The eDiscovery software suite will now be sold in three modular products: Analysis & Review, Collection & Culling and Legal Hold Management. Customers can use any combination of the three.
Karthik Kannan, Kazeon's vice president of marketing and business development, said the new features are meant to help compliance officers, internal counsel and records managers "make a decision about where they are in a case fairly early on, because it's a costly process."
The Case Manager can be layered over Kazeon's existing data classification, collection, litigation hold, and review and analysis tools for legal users who aren't experts in information technology. The Case Manager offers workflow capture, support for multiple tiers of reviewers and custodians, the ability to tag items for further review, and the ability to officially close out cases.
The review tool can be accessed remotely, which helps organizations with multiple reviewers and is useful when cross-border transmission of data is illegal. Other new collection and culling features include the option of fully indexed or index-less targeted collection. Legal users can also perform their own collection and culling without IT assistance using the case management application.
New concept search, updated collection support
Like competitors in the indexing space such as Recommind Inc. and StoredIQ Inc., Kazeon is adding support for concept search, otherwise known as ontology. Unlike straight indexing, which applies specific metadata to each document, concept search can offer insights into the proximity of keywords or phrases to one another, as well as information about the relationship between records. Concept search distinguishes between different meanings of the same word, i.e., whether Jaguar refers to a car or an animal.
Kannan said Kazeon's concept search algorithms are also self-learning, so that if a company always means Jaguar as in car, the console will no longer ask for clarification on that keyword.
Taneja Group's Taylor said ontological search is interesting technology, but might be ahead of the legal industry. "Courts are all just starting to move from keywords to metadata, in terms of what an opposing attorney will know to ask for," she said, adding that agreement on keywords for e-discovery has become a key part of the pre-trial negotiation process. "Lawyers are still most familiar and courts are still most expert on keyword searching."

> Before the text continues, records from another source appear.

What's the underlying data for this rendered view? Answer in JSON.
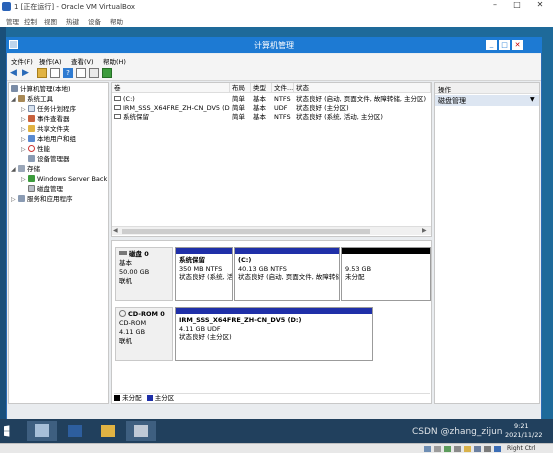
{
  "vbox": {
    "title": "1 [正在运行] - Oracle VM VirtualBox",
    "menu": [
      "管理",
      "控制",
      "视图",
      "热键",
      "设备",
      "帮助"
    ]
  },
  "window": {
    "title": "计算机管理",
    "menu": [
      "文件(F)",
      "操作(A)",
      "查看(V)",
      "帮助(H)"
    ]
  },
  "tree": {
    "root": "计算机管理(本地)",
    "system_tools": "系统工具",
    "task_scheduler": "任务计划程序",
    "event_viewer": "事件查看器",
    "shared_folders": "共享文件夹",
    "local_users": "本地用户和组",
    "performance": "性能",
    "device_manager": "设备管理器",
    "storage": "存储",
    "windows_server_backup": "Windows Server Back",
    "disk_management": "磁盘管理",
    "services_apps": "服务和应用程序"
  },
  "volumes": {
    "headers": [
      "卷",
      "布局",
      "类型",
      "文件...",
      "状态"
    ],
    "rows": [
      [
        "(C:)",
        "简单",
        "基本",
        "NTFS",
        "状态良好 (启动, 页面文件, 故障转储, 主分区)"
      ],
      [
        "IRM_SSS_X64FRE_ZH-CN_DV5 (D:)",
        "简单",
        "基本",
        "UDF",
        "状态良好 (主分区)"
      ],
      [
        "系统保留",
        "简单",
        "基本",
        "NTFS",
        "状态良好 (系统, 活动, 主分区)"
      ]
    ]
  },
  "disks": {
    "disk0": {
      "name": "磁盘 0",
      "type": "基本",
      "size": "50.00 GB",
      "status": "联机",
      "partitions": [
        {
          "name": "系统保留",
          "size": "350 MB NTFS",
          "status": "状态良好 (系统, 活"
        },
        {
          "name": "(C:)",
          "size": "40.13 GB NTFS",
          "status": "状态良好 (启动, 页面文件, 故障转储"
        },
        {
          "name": "",
          "size": "9.53 GB",
          "status": "未分配"
        }
      ]
    },
    "cdrom0": {
      "name": "CD-ROM 0",
      "type": "CD-ROM",
      "size": "4.11 GB",
      "status": "联机",
      "partition": {
        "name": "IRM_SSS_X64FRE_ZH-CN_DV5 (D:)",
        "size": "4.11 GB UDF",
        "status": "状态良好 (主分区)"
      }
    },
    "legend": {
      "unallocated": "未分配",
      "primary": "主分区"
    }
  },
  "actions": {
    "header": "操作",
    "item": "磁盘管理"
  },
  "taskbar": {
    "time": "9:21",
    "date": "2021/11/22",
    "watermark": "CSDN @zhang_zijun",
    "host_key": "Right Ctrl"
  },
  "colors": {
    "title_blue": "#1d7ad3",
    "partition_blue": "#1f2fa8",
    "unallocated_black": "#000000",
    "taskbar": "#21405d"
  }
}
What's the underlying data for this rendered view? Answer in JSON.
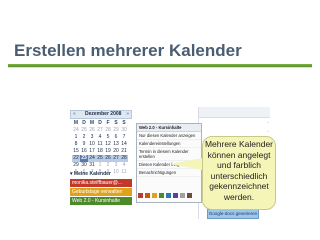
{
  "slide": {
    "title": "Erstellen mehrerer Kalender"
  },
  "calendar": {
    "month_title": "Dezember 2008",
    "prev": "«",
    "next": "»",
    "weekdays": [
      "M",
      "D",
      "M",
      "D",
      "F",
      "S",
      "S"
    ],
    "weeks": [
      [
        "24",
        "25",
        "26",
        "27",
        "28",
        "29",
        "30"
      ],
      [
        "1",
        "2",
        "3",
        "4",
        "5",
        "6",
        "7"
      ],
      [
        "8",
        "9",
        "10",
        "11",
        "12",
        "13",
        "14"
      ],
      [
        "15",
        "16",
        "17",
        "18",
        "19",
        "20",
        "21"
      ],
      [
        "22",
        "23",
        "24",
        "25",
        "26",
        "27",
        "28"
      ],
      [
        "29",
        "30",
        "31",
        "1",
        "2",
        "3",
        "4"
      ],
      [
        "5",
        "6",
        "7",
        "8",
        "9",
        "10",
        "11"
      ]
    ]
  },
  "calendar_list": {
    "header": "Meine Kalender",
    "items": [
      {
        "label": "monika.steiffbauer@...",
        "color": "#c0392b"
      },
      {
        "label": "Geburtstage verwalten",
        "color": "#e0a21b"
      },
      {
        "label": "Web 2.0 - Kursinhalte",
        "color": "#4d8a2a"
      }
    ]
  },
  "context_menu": {
    "header": "Web 2.0 - Kursinhalte",
    "items": [
      "Nur diesen Kalender anzeigen",
      "Kalendereinstellungen",
      "Termin in diesem Kalender erstellen",
      "Diesen Kalender freigeben",
      "Benachrichtigungen"
    ],
    "swatch_colors": [
      "#c0392b",
      "#d35400",
      "#e0a21b",
      "#4d8a2a",
      "#2a7ab0",
      "#5b3ea8",
      "#a0a0a0",
      "#6d4c41"
    ]
  },
  "right_pane": {
    "link_label": "Google-docs generieren"
  },
  "callout": {
    "text": "Mehrere Kalender können angelegt und farblich unterschiedlich gekennzeichnet werden."
  }
}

Brian Babineau, a senior analyst at Milford, Mass.-based Enterprise Strategy Group, pointed out that Kazeon's support for collection and culling of SharePoint files will also come in handy. "Right now, collections tend to involve PCs, email repositories and file shares," he said. "The latter is quickly moving to SharePoint, but Kazeon customers shouldn't care as they have all these data sources covered."